What the task asks: Go through the data and retrieve each line that includes the string "ellipse".

Data:
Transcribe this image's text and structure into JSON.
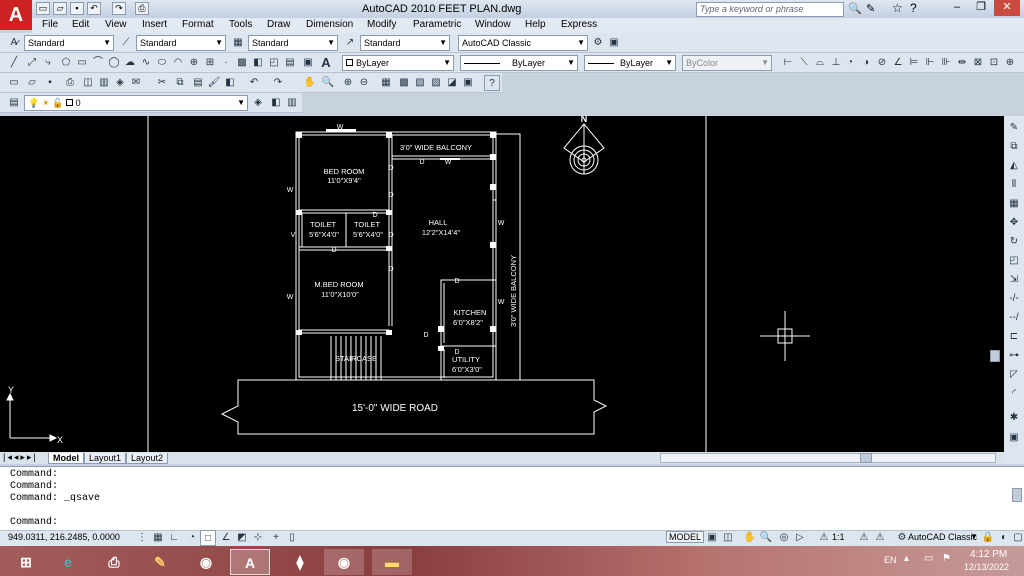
{
  "window": {
    "title": "AutoCAD 2010     FEET PLAN.dwg",
    "search_placeholder": "Type a keyword or phrase",
    "logo": "A",
    "min": "–",
    "restore": "❐",
    "close": "✕"
  },
  "menu": [
    "File",
    "Edit",
    "View",
    "Insert",
    "Format",
    "Tools",
    "Draw",
    "Dimension",
    "Modify",
    "Parametric",
    "Window",
    "Help",
    "Express"
  ],
  "styles_toolbar": {
    "text_style": "Standard",
    "dim_style": "Standard",
    "table_style": "Standard",
    "mleader_style": "Standard",
    "workspace": "AutoCAD Classic"
  },
  "layers_toolbar": {
    "color": "ByLayer",
    "linetype": "ByLayer",
    "lineweight": "ByLayer",
    "plotstyle": "ByColor",
    "layer": "0"
  },
  "drawing": {
    "north": "N",
    "rooms": {
      "bed_room": "BED ROOM",
      "bed_room_size": "11'0\"X9'4\"",
      "balcony_top": "3'0\" WIDE BALCONY",
      "toilet1": "TOILET",
      "toilet1_size": "5'6\"X4'0\"",
      "toilet2": "TOILET",
      "toilet2_size": "5'6\"X4'0\"",
      "hall": "HALL",
      "hall_size": "12'2\"X14'4\"",
      "mbed_room": "M.BED ROOM",
      "mbed_room_size": "11'0\"X10'0\"",
      "kitchen": "KITCHEN",
      "kitchen_size": "6'0\"X8'2\"",
      "utility": "UTILITY",
      "utility_size": "6'0\"X3'0\"",
      "staircase": "STAIRCASE",
      "balcony_side": "3'0\" WIDE BALCONY",
      "road": "15'-0\" WIDE ROAD"
    },
    "marks": {
      "window": "W",
      "door": "D",
      "ventilator": "V"
    },
    "ucs_x": "X",
    "ucs_y": "Y"
  },
  "layout_tabs": [
    "Model",
    "Layout1",
    "Layout2"
  ],
  "command_history": [
    "Command:",
    "Command:",
    "Command: _qsave"
  ],
  "command_prompt": "Command:",
  "status": {
    "coords": "949.0311, 216.2485, 0.0000",
    "model": "MODEL",
    "scale": "1:1",
    "workspace": "AutoCAD Classic"
  },
  "taskbar": {
    "lang": "EN",
    "time": "4:12 PM",
    "date": "12/13/2022"
  }
}
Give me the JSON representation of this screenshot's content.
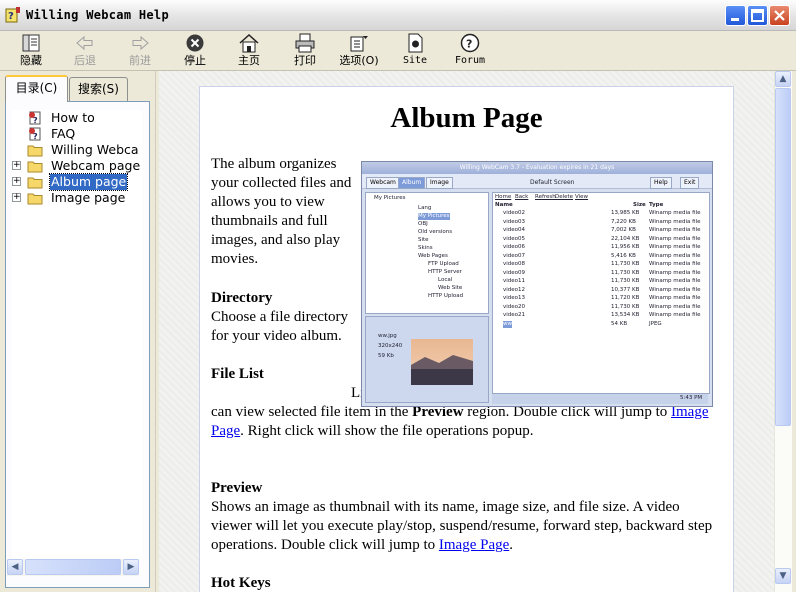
{
  "window": {
    "title": "Willing Webcam Help",
    "controls": [
      "minimize",
      "maximize",
      "close"
    ]
  },
  "toolbar": {
    "buttons": [
      {
        "label": "隐藏",
        "icon": "hide-panel-icon",
        "enabled": true
      },
      {
        "label": "后退",
        "icon": "back-arrow-icon",
        "enabled": false
      },
      {
        "label": "前进",
        "icon": "forward-arrow-icon",
        "enabled": false
      },
      {
        "label": "停止",
        "icon": "stop-icon",
        "enabled": true
      },
      {
        "label": "主页",
        "icon": "home-icon",
        "enabled": true
      },
      {
        "label": "打印",
        "icon": "print-icon",
        "enabled": true
      },
      {
        "label": "选项(O)",
        "icon": "options-icon",
        "enabled": true
      },
      {
        "label": "Site",
        "icon": "site-icon",
        "enabled": true
      },
      {
        "label": "Forum",
        "icon": "forum-icon",
        "enabled": true
      }
    ]
  },
  "nav": {
    "tabs": [
      {
        "label": "目录(C)",
        "active": true
      },
      {
        "label": "搜索(S)",
        "active": false
      }
    ],
    "tree": [
      {
        "label": "How to",
        "icon": "help-page-icon",
        "expandable": false,
        "selected": false
      },
      {
        "label": "FAQ",
        "icon": "help-page-icon",
        "expandable": false,
        "selected": false
      },
      {
        "label": "Willing Webca",
        "icon": "folder-icon",
        "expandable": false,
        "selected": false
      },
      {
        "label": "Webcam page",
        "icon": "folder-icon",
        "expandable": true,
        "selected": false
      },
      {
        "label": "Album page",
        "icon": "folder-icon",
        "expandable": true,
        "selected": true
      },
      {
        "label": "Image page",
        "icon": "folder-icon",
        "expandable": true,
        "selected": false
      }
    ]
  },
  "article": {
    "title": "Album Page",
    "intro": "The album organizes your collected files and allows you to view thumbnails and full images, and also play movies.",
    "sections": [
      {
        "heading": "Directory",
        "body": "Choose a file directory for your video album."
      },
      {
        "heading": "File List",
        "body_start": "Lists the images and video files in an album directory. You can view selected file item in the ",
        "body_bold": "Preview",
        "body_mid": " region. Double click will jump to ",
        "body_link": "Image Page",
        "body_end": ". Right click will show the file operations popup."
      },
      {
        "heading": "Preview",
        "body_start": "Shows an image as thumbnail with its name, image size, and file size. A video viewer will let you execute play/stop, suspend/resume, forward step, backward step operations. Double click will jump to ",
        "body_link": "Image Page",
        "body_end": "."
      },
      {
        "heading": "Hot Keys"
      }
    ]
  },
  "screenshot": {
    "title": "Willing WebCam 3.7 - Evaluation expires in 21 days",
    "tabs": [
      "Webcam",
      "Album",
      "Image"
    ],
    "active_tab": "Album",
    "screen_label": "Default Screen",
    "buttons": [
      "Help",
      "Exit"
    ],
    "folder": "My Pictures",
    "menu": [
      "Home",
      "Back",
      "Refresh",
      "Delete",
      "View"
    ],
    "tree": [
      "Lang",
      "My Pictures",
      "OBJ",
      "Old versions",
      "Site",
      "Skins",
      "Web Pages",
      "FTP Upload",
      "HTTP Server",
      "Local",
      "Web Site",
      "HTTP Upload"
    ],
    "columns": [
      "Name",
      "Size",
      "Type"
    ],
    "files": [
      {
        "name": "video02",
        "size": "13,985 KB",
        "type": "Winamp media file"
      },
      {
        "name": "video03",
        "size": "7,220 KB",
        "type": "Winamp media file"
      },
      {
        "name": "video04",
        "size": "7,002 KB",
        "type": "Winamp media file"
      },
      {
        "name": "video05",
        "size": "22,104 KB",
        "type": "Winamp media file"
      },
      {
        "name": "video06",
        "size": "11,956 KB",
        "type": "Winamp media file"
      },
      {
        "name": "video07",
        "size": "5,416 KB",
        "type": "Winamp media file"
      },
      {
        "name": "video08",
        "size": "11,730 KB",
        "type": "Winamp media file"
      },
      {
        "name": "video09",
        "size": "11,730 KB",
        "type": "Winamp media file"
      },
      {
        "name": "video11",
        "size": "11,730 KB",
        "type": "Winamp media file"
      },
      {
        "name": "video12",
        "size": "10,377 KB",
        "type": "Winamp media file"
      },
      {
        "name": "video13",
        "size": "11,720 KB",
        "type": "Winamp media file"
      },
      {
        "name": "video20",
        "size": "11,730 KB",
        "type": "Winamp media file"
      },
      {
        "name": "video21",
        "size": "13,534 KB",
        "type": "Winamp media file"
      },
      {
        "name": "ww",
        "size": "54 KB",
        "type": "JPEG"
      }
    ],
    "preview": {
      "name": "ww.jpg",
      "dims": "320x240",
      "size": "59 Kb"
    },
    "clock": "5:43 PM"
  }
}
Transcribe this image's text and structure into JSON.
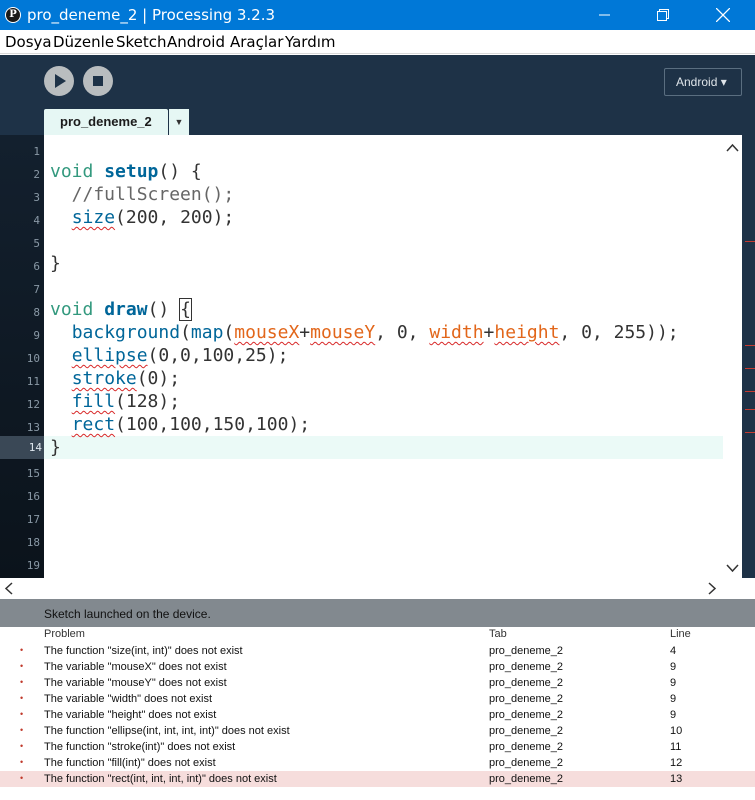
{
  "window": {
    "app_icon": "P",
    "title": "pro_deneme_2 | Processing 3.2.3"
  },
  "menu": [
    "Dosya",
    "Düzenle",
    "Sketch",
    "Android",
    "Araçlar",
    "Yardım"
  ],
  "toolbar": {
    "mode_label": "Android ▾"
  },
  "tabs": {
    "active": "pro_deneme_2",
    "menu_arrow": "▼"
  },
  "editor": {
    "line_numbers": [
      "1",
      "2",
      "3",
      "4",
      "5",
      "6",
      "7",
      "8",
      "9",
      "10",
      "11",
      "12",
      "13",
      "14",
      "15",
      "16",
      "17",
      "18",
      "19"
    ],
    "active_line": 14,
    "code": [
      "",
      "void setup() {",
      "  //fullScreen();",
      "  size(200, 200);",
      "",
      "}",
      "",
      "void draw() {",
      "  background(map(mouseX+mouseY, 0, width+height, 0, 255));",
      "  ellipse(0,0,100,25);",
      "  stroke(0);",
      "  fill(128);",
      "  rect(100,100,150,100);",
      "}"
    ]
  },
  "status": {
    "message": "Sketch launched on the device."
  },
  "problems": {
    "headers": {
      "problem": "Problem",
      "tab": "Tab",
      "line": "Line"
    },
    "rows": [
      {
        "problem": "The function \"size(int, int)\" does not exist",
        "tab": "pro_deneme_2",
        "line": "4"
      },
      {
        "problem": "The variable \"mouseX\" does not exist",
        "tab": "pro_deneme_2",
        "line": "9"
      },
      {
        "problem": "The variable \"mouseY\" does not exist",
        "tab": "pro_deneme_2",
        "line": "9"
      },
      {
        "problem": "The variable \"width\" does not exist",
        "tab": "pro_deneme_2",
        "line": "9"
      },
      {
        "problem": "The variable \"height\" does not exist",
        "tab": "pro_deneme_2",
        "line": "9"
      },
      {
        "problem": "The function \"ellipse(int, int, int, int)\" does not exist",
        "tab": "pro_deneme_2",
        "line": "10"
      },
      {
        "problem": "The function \"stroke(int)\" does not exist",
        "tab": "pro_deneme_2",
        "line": "11"
      },
      {
        "problem": "The function \"fill(int)\" does not exist",
        "tab": "pro_deneme_2",
        "line": "12"
      },
      {
        "problem": "The function \"rect(int, int, int, int)\" does not exist",
        "tab": "pro_deneme_2",
        "line": "13"
      }
    ],
    "selected_row": 8
  },
  "colors": {
    "titlebar": "#0078d7",
    "header": "#1e3247",
    "keyword": "#33997e",
    "function": "#006699",
    "error_underline": "#d82828"
  }
}
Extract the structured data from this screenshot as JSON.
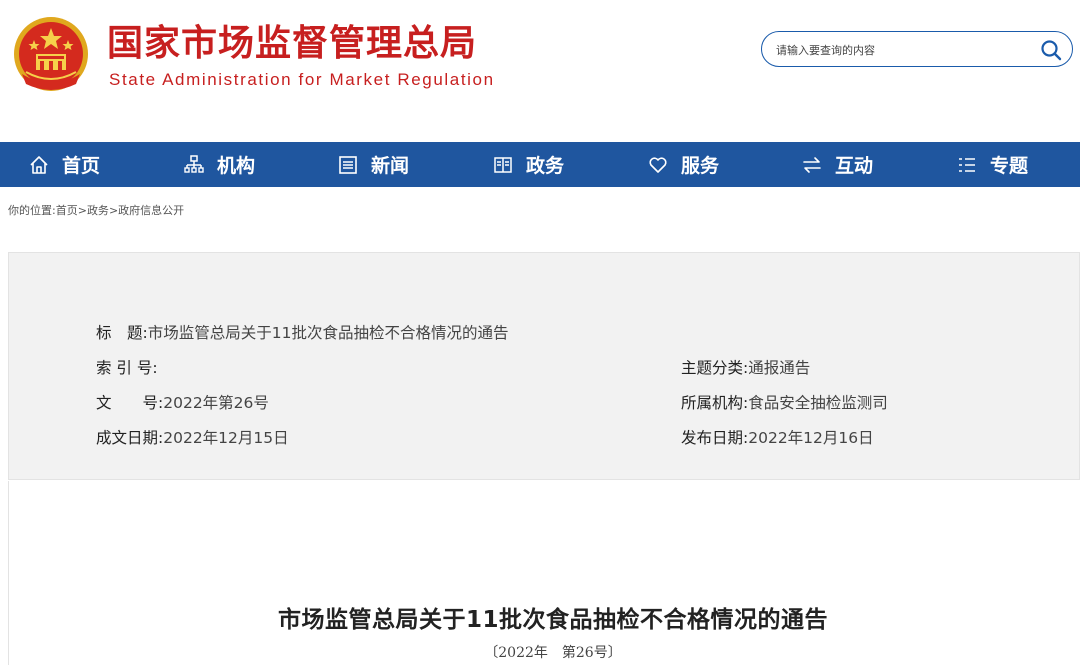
{
  "header": {
    "title": "国家市场监督管理总局",
    "subtitle": "State Administration for Market Regulation",
    "search_placeholder": "请输入要查询的内容",
    "colors": {
      "brand_red": "#c71f1f",
      "nav_blue": "#1f569f"
    }
  },
  "nav": {
    "items": [
      {
        "label": "首页",
        "icon": "home-icon"
      },
      {
        "label": "机构",
        "icon": "org-chart-icon"
      },
      {
        "label": "新闻",
        "icon": "news-icon"
      },
      {
        "label": "政务",
        "icon": "affairs-icon"
      },
      {
        "label": "服务",
        "icon": "heart-icon"
      },
      {
        "label": "互动",
        "icon": "exchange-icon"
      },
      {
        "label": "专题",
        "icon": "list-icon"
      }
    ]
  },
  "breadcrumb": {
    "prefix": "你的位置:",
    "items": [
      "首页",
      "政务",
      "政府信息公开"
    ],
    "separator": ">"
  },
  "info": {
    "title_label": "标　题:",
    "title_value": "市场监管总局关于11批次食品抽检不合格情况的通告",
    "index_label": "索 引 号:",
    "index_value": "",
    "category_label": "主题分类:",
    "category_value": "通报通告",
    "doc_no_label": "文　　号:",
    "doc_no_value": "2022年第26号",
    "agency_label": "所属机构:",
    "agency_value": "食品安全抽检监测司",
    "created_label": "成文日期:",
    "created_value": "2022年12月15日",
    "published_label": "发布日期:",
    "published_value": "2022年12月16日"
  },
  "document": {
    "title": "市场监管总局关于11批次食品抽检不合格情况的通告",
    "number": "〔2022年　第26号〕"
  }
}
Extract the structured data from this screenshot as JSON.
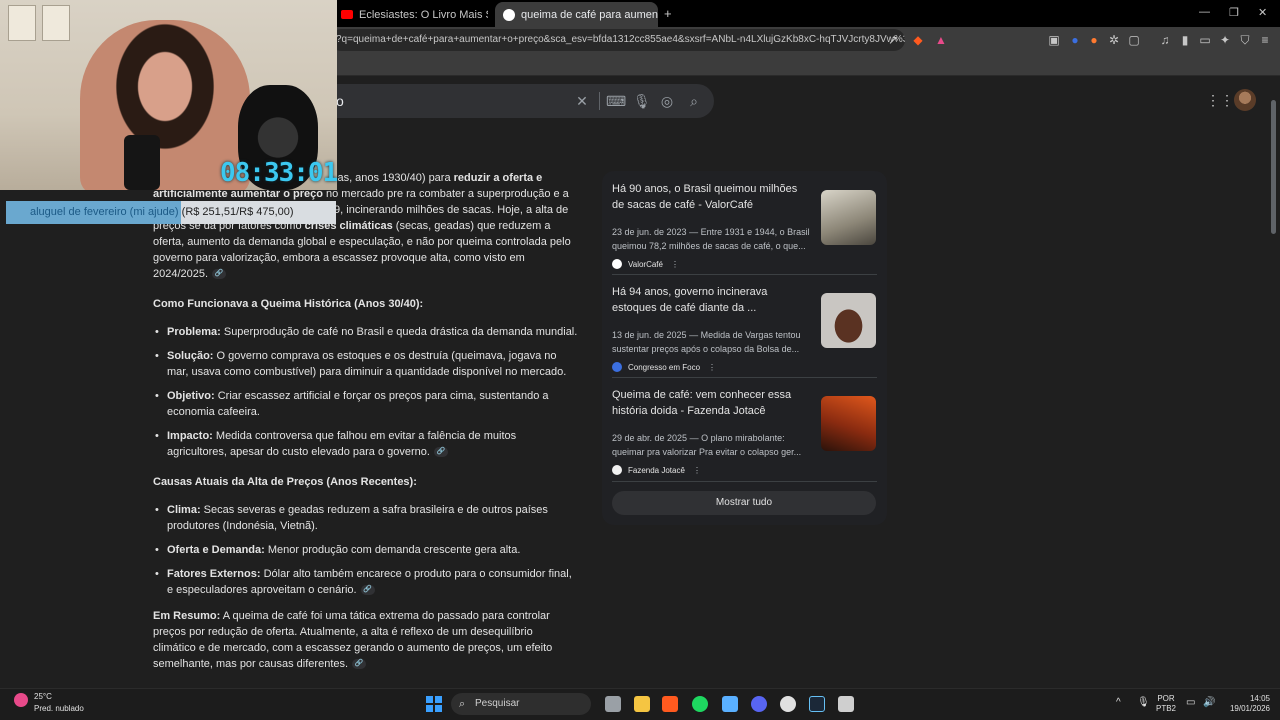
{
  "browser": {
    "tabs": [
      {
        "title": "Eclesiastes: O Livro Mais Sombrio da",
        "fav": "#ff0000"
      },
      {
        "title": "queima de café para aumentar o",
        "fav": "#ffffff",
        "active": true
      }
    ],
    "new_tab": "+",
    "url": "?q=queima+de+café+para+aumentar+o+preço&sca_esv=bfda1312cc855ae4&sxsrf=ANbL-n4LXlujGzKb8xC-hqTJVJcrty8JVw%3A...",
    "window_controls": {
      "minimize": "—",
      "restore": "❐",
      "close": "✕"
    }
  },
  "search": {
    "query_tail": "o",
    "icons": [
      "clear-icon",
      "keyboard-icon",
      "mic-icon",
      "lens-icon",
      "search-icon"
    ]
  },
  "main": {
    "intro_part1": "ca do governo brasileiro (Getúlio Vargas, anos 1930/40) para ",
    "intro_bold": "reduzir a oferta e artificialmente aumentar o preço",
    "intro_part2": " no mercado",
    "intro_line3a": "pre",
    "intro_line3b": "ra combater a superprodução e a queda de",
    "intro_line4": "preços após a crise de 1929, incinerando milhões de sacas. Hoje, a alta de preços se dá por fatores como ",
    "intro_bold2": "crises climáticas",
    "intro_rest": " (secas, geadas) que reduzem a oferta, aumento da demanda global e especulação, e não por queima controlada pelo governo para valorização, embora a escassez provoque alta, como visto em 2024/2025.",
    "h1": "Como Funcionava a Queima Histórica (Anos 30/40):",
    "list1": [
      {
        "k": "Problema:",
        "v": " Superprodução de café no Brasil e queda drástica da demanda mundial."
      },
      {
        "k": "Solução:",
        "v": " O governo comprava os estoques e os destruía (queimava, jogava no mar, usava como combustível) para diminuir a quantidade disponível no mercado."
      },
      {
        "k": "Objetivo:",
        "v": " Criar escassez artificial e forçar os preços para cima, sustentando a economia cafeeira."
      },
      {
        "k": "Impacto:",
        "v": " Medida controversa que falhou em evitar a falência de muitos agricultores, apesar do custo elevado para o governo."
      }
    ],
    "h2": "Causas Atuais da Alta de Preços (Anos Recentes):",
    "list2": [
      {
        "k": "Clima:",
        "v": " Secas severas e geadas reduzem a safra brasileira e de outros países produtores (Indonésia, Vietnã)."
      },
      {
        "k": "Oferta e Demanda:",
        "v": " Menor produção com demanda crescente gera alta."
      },
      {
        "k": "Fatores Externos:",
        "v": " Dólar alto também encarece o produto para o consumidor final, e especuladores aproveitam o cenário."
      }
    ],
    "summary_k": "Em Resumo:",
    "summary_v": " A queima de café foi uma tática extrema do passado para controlar preços por redução de oferta. Atualmente, a alta é reflexo de um desequilíbrio climático e de mercado, com a escassez gerando o aumento de preços, um efeito semelhante, mas por causas diferentes.",
    "chip": "🔗"
  },
  "side": {
    "cards": [
      {
        "title": "Há 90 anos, o Brasil queimou milhões de sacas de café - ValorCafé",
        "snippet": "23 de jun. de 2023 — Entre 1931 e 1944, o Brasil queimou 78,2 milhões de sacas de café, o que...",
        "source": "ValorCafé",
        "dot": "#ffffff",
        "thumb": "linear-gradient(160deg,#d8d4c8,#8c8677 60%,#4a463e)"
      },
      {
        "title": "Há 94 anos, governo incinerava estoques de café diante da ...",
        "snippet": "13 de jun. de 2025 — Medida de Vargas tentou sustentar preços após o colapso da Bolsa de...",
        "source": "Congresso em Foco",
        "dot": "#3b6fe0",
        "thumb": "radial-gradient(ellipse at 50% 60%,#5a3222 0 35%,#c9c6c2 36% 100%)"
      },
      {
        "title": "Queima de café: vem conhecer essa história doida - Fazenda Jotacê",
        "snippet": "29 de abr. de 2025 — O plano mirabolante: queimar pra valorizar Pra evitar o colapso ger...",
        "source": "Fazenda Jotacê",
        "dot": "#f1f1f1",
        "thumb": "linear-gradient(200deg,#e0581c,#8a2b10 55%,#2a120a)"
      }
    ],
    "kebab": "⋮",
    "show_all": "Mostrar tudo"
  },
  "overlay": {
    "timer": "08:33:01",
    "goal_label": "aluguel de fevereiro (mi ajude)",
    "goal_amount": "(R$ 251,51/R$ 475,00)",
    "goal_progress": 0.53
  },
  "taskbar": {
    "temp": "25°C",
    "condition": "Pred. nublado",
    "search": "Pesquisar",
    "lang1": "POR",
    "lang2": "PTB2",
    "time": "14:05",
    "date": "19/01/2026"
  },
  "colors": {
    "accent_timer": "#3cc8f0",
    "link_chip": "#303134",
    "panel": "#202124"
  }
}
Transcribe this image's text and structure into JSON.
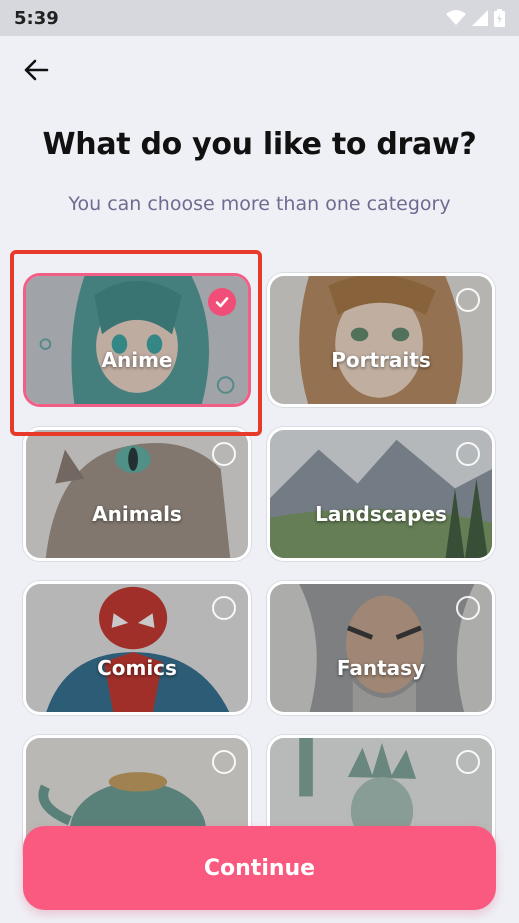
{
  "status_bar": {
    "time": "5:39",
    "icons": [
      "wifi-icon",
      "signal-icon",
      "battery-icon"
    ]
  },
  "header": {
    "back_icon": "arrow-left-icon",
    "title": "What do you like to draw?",
    "subtitle": "You can choose more than one category"
  },
  "categories": [
    {
      "label": "Anime",
      "selected": true
    },
    {
      "label": "Portraits",
      "selected": false
    },
    {
      "label": "Animals",
      "selected": false
    },
    {
      "label": "Landscapes",
      "selected": false
    },
    {
      "label": "Comics",
      "selected": false
    },
    {
      "label": "Fantasy",
      "selected": false
    },
    {
      "label": "",
      "selected": false
    },
    {
      "label": "",
      "selected": false
    }
  ],
  "footer": {
    "continue_label": "Continue"
  },
  "colors": {
    "accent": "#fb5a80",
    "selected_border": "#f25e86",
    "highlight_box": "#e83a2b",
    "background": "#eff0f6"
  }
}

Output of the exercise:
      "  ellipse(0,0,100,25);",
        "problem": "The function \"ellipse(int, int, int, int)\" does not exist",
        "thumb": "radial-gradient(ellipse at 50% 60%,#5a3222 0 35%,#c9c6c2 36% 100%)"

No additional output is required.